November 8, 2012
Scott Milanovich's contract extension muddies Argos' waters
By STEVE SIMMONS, QMI Agency
TORONTO - In this, the week of the strange Eric Tillman firing, we give you more CFL strangeness courtesy of your Toronto Argonauts.
While rumours have swirled around the Argos about the status of general manager Jim Barker and possible front office changes, the Argonauts decided to put those rumours to rest just four days before their playoff match against Edmonton by extending the contract of head coach Scott Milanovich.
Neither do I.
This is “ass backwards” on the scale of how professional sports tends to operate. The general manager has one year left on his deal and speculation long has been that owner David Braley isn’t president of the Jim Barker fan club. Barker is a nice man, a terrific interview, and a guy who knows his way around the league in various capacities.

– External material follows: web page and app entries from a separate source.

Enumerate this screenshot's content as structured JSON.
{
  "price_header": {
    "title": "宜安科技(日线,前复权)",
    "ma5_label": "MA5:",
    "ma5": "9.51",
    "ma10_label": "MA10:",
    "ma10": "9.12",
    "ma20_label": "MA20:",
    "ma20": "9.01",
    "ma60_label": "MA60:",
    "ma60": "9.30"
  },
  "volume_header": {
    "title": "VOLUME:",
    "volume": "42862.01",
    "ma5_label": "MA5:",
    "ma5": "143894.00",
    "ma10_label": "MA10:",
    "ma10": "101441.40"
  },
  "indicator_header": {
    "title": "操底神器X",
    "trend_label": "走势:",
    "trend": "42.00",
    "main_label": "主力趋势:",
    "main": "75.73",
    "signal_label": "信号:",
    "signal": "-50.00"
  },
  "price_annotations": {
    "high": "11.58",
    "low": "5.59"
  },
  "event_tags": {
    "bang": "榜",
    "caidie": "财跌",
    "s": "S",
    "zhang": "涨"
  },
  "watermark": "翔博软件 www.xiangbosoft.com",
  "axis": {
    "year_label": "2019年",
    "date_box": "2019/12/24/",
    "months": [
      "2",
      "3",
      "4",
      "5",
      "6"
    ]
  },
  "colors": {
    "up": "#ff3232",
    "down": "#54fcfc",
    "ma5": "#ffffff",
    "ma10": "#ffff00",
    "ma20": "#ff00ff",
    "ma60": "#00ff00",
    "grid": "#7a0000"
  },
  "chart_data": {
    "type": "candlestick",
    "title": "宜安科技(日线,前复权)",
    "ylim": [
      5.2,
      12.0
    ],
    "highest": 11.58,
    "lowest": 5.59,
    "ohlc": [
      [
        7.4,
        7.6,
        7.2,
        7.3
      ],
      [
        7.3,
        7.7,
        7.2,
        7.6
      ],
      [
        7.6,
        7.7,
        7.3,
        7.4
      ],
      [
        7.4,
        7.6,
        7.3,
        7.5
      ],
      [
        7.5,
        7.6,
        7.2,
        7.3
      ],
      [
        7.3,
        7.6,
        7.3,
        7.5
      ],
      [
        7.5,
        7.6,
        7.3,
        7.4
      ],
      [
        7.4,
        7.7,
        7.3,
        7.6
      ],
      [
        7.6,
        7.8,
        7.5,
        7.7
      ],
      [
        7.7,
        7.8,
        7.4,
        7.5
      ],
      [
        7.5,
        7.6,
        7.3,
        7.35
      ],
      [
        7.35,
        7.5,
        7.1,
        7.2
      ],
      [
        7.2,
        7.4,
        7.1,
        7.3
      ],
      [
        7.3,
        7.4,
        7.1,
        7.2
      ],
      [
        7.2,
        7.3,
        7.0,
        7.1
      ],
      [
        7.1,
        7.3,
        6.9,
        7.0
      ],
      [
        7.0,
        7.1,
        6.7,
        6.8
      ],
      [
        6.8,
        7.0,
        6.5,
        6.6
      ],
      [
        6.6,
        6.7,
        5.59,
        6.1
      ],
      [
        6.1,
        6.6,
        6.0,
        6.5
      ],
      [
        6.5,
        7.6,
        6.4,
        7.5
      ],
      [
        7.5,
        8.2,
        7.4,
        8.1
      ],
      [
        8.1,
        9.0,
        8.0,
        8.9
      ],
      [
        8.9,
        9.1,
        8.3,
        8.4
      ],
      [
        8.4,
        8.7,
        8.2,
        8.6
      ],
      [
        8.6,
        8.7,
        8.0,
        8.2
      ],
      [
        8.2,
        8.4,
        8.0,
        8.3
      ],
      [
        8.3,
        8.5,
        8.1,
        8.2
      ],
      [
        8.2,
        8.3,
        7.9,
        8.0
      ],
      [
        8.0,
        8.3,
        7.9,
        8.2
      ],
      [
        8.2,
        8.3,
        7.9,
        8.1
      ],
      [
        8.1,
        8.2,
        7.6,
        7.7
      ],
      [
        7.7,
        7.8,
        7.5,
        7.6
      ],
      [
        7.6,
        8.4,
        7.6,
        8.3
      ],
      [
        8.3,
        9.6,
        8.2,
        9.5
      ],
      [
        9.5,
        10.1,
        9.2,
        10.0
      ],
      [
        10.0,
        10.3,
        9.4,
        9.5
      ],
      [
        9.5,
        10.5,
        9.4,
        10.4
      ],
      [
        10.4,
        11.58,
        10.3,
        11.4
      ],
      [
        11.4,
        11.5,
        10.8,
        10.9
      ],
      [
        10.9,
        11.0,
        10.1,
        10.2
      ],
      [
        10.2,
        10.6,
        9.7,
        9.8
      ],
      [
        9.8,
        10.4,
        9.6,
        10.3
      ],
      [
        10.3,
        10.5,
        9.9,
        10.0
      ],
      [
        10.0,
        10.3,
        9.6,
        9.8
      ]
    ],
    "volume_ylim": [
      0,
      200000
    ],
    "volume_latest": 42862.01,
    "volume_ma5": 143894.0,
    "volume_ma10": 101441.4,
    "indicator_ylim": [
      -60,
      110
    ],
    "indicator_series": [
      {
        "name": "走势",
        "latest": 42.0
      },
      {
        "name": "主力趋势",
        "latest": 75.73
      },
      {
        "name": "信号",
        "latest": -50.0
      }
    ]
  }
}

And while his future has been discussed and has been kicked around publicly in the rumour mills, club president Chris Rudge announced rather adamantly on Thursday that Barker is the Argos’ general manager and he isn’t going anywhere. But he was also clear as mud: There is no contract extension for Barker at this time.
He announced one for his coach — although he wouldn’t indicate how long the extension is for, which will only add to more of the guessing and speculation that he isn’t happy to comment about.
Normally, a general manager with a longer-term contract hires the coach. And, normally, the performance of one is tied to the other. These days, normally is getting kicked all over the field. Barker has a year to go. We’re speculating Milanovich is signed for at least three more years.
What this does mean is if Barker, for example, gets hired as the general manager of the expansion Ottawa franchise — another rumour around — he can’t take coach Milanovich with him, even though the two are close friends. That protects the Argos holding on to their coach long term.
“Jim is our general manager,” said Rudge — he could have finished the sentence by adding, “for now.”
Exactly why this announcement was made in a week of distractions around the CFL this close to a playoff game is reason to shrug. But in Toronto these days, where baseball managers are traded for infielders who are traded for pitchers, we’ve come to expect just about anything.
But you have to wonder: What the heck is going on here? This is Milanovich’s first year coaching the Argos and his first time as a head coach anywhere. He’s done all right, made some mistakes, had a terrifically erratic and undisciplined team, made some unique play calls, and has done nothing to make you think he’s the second coming of Don Matthews.
He might be great one day.
He’s not there yet.
And while it’s nice that Milanovich is in the playoffs and the Argos appear to be on the upswing, why the need to extend him now? This isn’t a “be kind to Ron Wilson extension,” throwing good money after bad. This is just ill-timed.
It’s good for Milanovich that his contract was extended — coaches don’t get enough respect at the best of times — but it wasn’t like he was going anywhere. He wasn’t about to pull a John Farrell and demand a trade to his dream job in Saskatchewan. He had a second year and an option year to run on the original contract signed last December. And, frankly, his status was basically a non-issue both internally and externally in the football world.
So why do it now? Why make the announcement after a get-ready-for-playoffs practice? Why clear the air on a subject where there is no air to clear on? What was the impetus?
Barker and president Rudge attempted to explain it. Their execution in that area, though, was somewhat reminiscent of the Argos’ offence under Cleo Lemon: They were hopeful and showing promise — they just didn’t get there.
If the rumour was ripe that the fired Tillman may be on his way to Toronto — which everyone on the planet denies — it wasn’t put to rest Thursday; it was almost further endorsed. The new coach has a new contract. The old general manager, as they say on Jeopardy, has one year left on his deal.
Something is lost in translation here.